La Monnaie's Music Directors have always played a major role in Belgium's musical life, since the orchestra also performed in regularly organised concerts, and the quality of the orchestra reached a peak at the end of the 19th century under the baton of composer and musicologist Sylvain Dupuis. La Monnaie gave regular performances of the major works of Richard Wagner as well. During the late 19th century, important French composers such as Jules Massenet and Vincent d'Indy directed the world premieres of some of their operas at this theatre. The high musical quality of renditions was maintained under Corneil de Thoran between the two World Wars, but diminished gradually from the 1950s onwards.

At the beginning of the 1980s, Gérard Mortier hired the French conductor Sylvain Cambreling as La Monnaie's Music Director, and Cambreling restored the orchestra to its former playing level. From 1990, Bernd Loebe was Artistic Director.

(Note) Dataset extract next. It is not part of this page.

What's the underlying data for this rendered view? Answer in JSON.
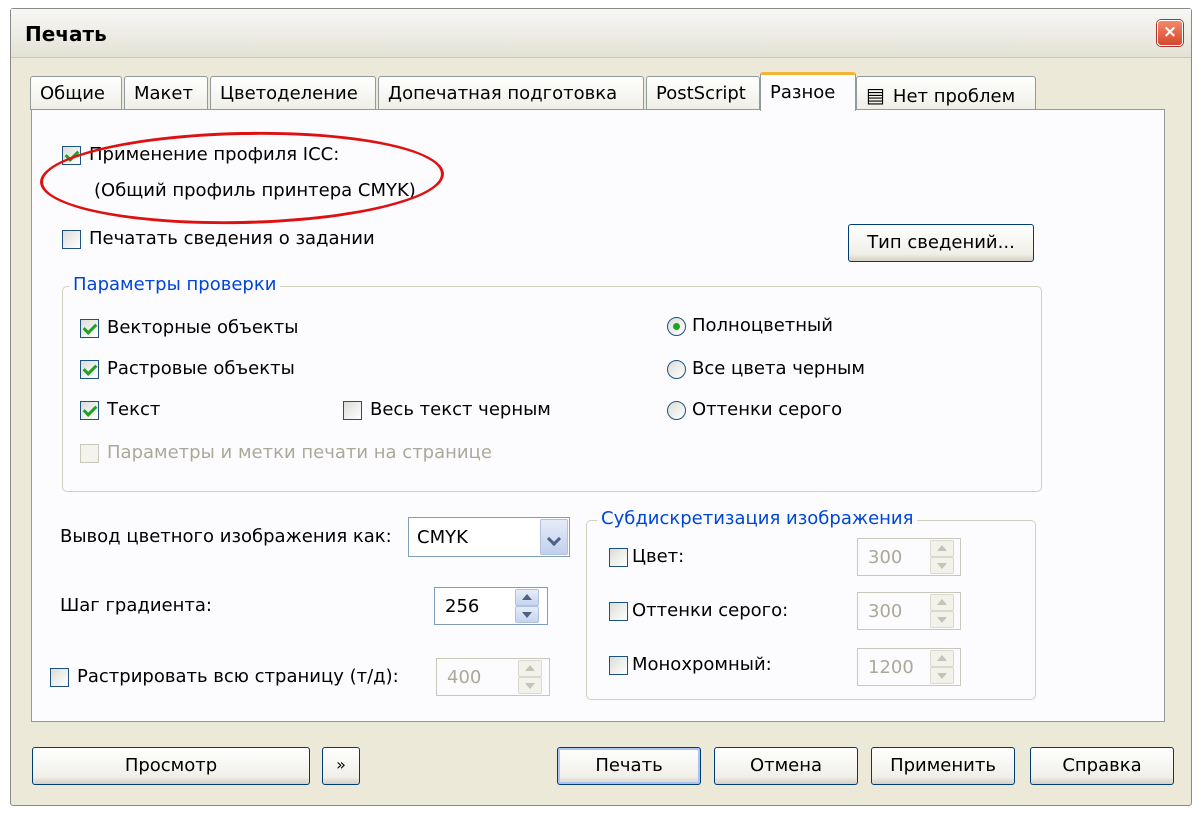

Antonio Pappano became Music Director in 1991, and during his tenure, the orchestra's symphonic repertoire was further extended and it appeared more often in concerts outside the opera. In addition, Pappano made several recordings with the orchestra. He left in 2002 to become Music Director of the Royal Opera House, Covent Garden in London.

From 2002, the Japanese conductor Kazushi Ono served as Music Director. At the end of the 2007–2008 season, Ono was scheduled to relinquish his position as La Monnaie's Music Director to Mark Wigglesworth, with Ono and Wigglesworth working together in the 2007–2008 season. However, in April 2008, La Monnaie announced that Wigglesworth would not take up the position of Music Director, after reports of opposition to him from the orchestra. In June 2011, the company announced the appointment of Ludovic Morlot as its next Music Director, as of the 2012–2013 season, with an initial contract of 5 years. In December 2014, citing artistic differences, Morlot resigned from the La Monnaie's music directorship, effective 31 December 2014. In September 2015, the company announced the appointment of Alain Altinoglu as its next Music Director, effective January 2016.

For performances of Baroque operas, La Monnaie mostly engages guest orchestras specialising in authentic performances on period instruments. Over the past decades, René Jacobs and his Concerto Vocale have been regular guests at the theatre.

Dance at La Monnaie

Dance and ballet always had their place on the stage of La Monnaie, and during a major part of its history, the theatre housed its own Corps de Ballet. Several members of the Petipa family left their mark in Brussels in the 19th century, but the enthusiasm of the public for traditional ballet performances diminished in the 1950s.

In 1959, director Maurice Huisman embarked on a cooperation with the young avant-garde choreographer Maurice Béjart. This resulted in the creation of the new Ballet of the 20th Century which became the theatre's new ballet company until 1987, when Béjart and his Ballet left La Monnaie after a conflict with Gérard Mortier. In 1988, Mortier hired the New York choreographer Mark Morris and his Mark Morris Dance Group. For three years, they were known as the Monnaie Dance Group Mark Morris. Morris directed several productions in Brussels until 1991. Under Bernard Foccroulle, Anne Teresa De Keersmaeker and her company Rosas became the dance company in residence.

Notable world premieres

This page was last updated at 2022-06-03 04:24 UTC. Update now. View original page.

All our content comes from Wikipedia and under the Creative Commons Attribution-ShareAlike License.


If mathematical, chemical, physical and other formulas are not displayed correctly on this page, please useFirefox or Safari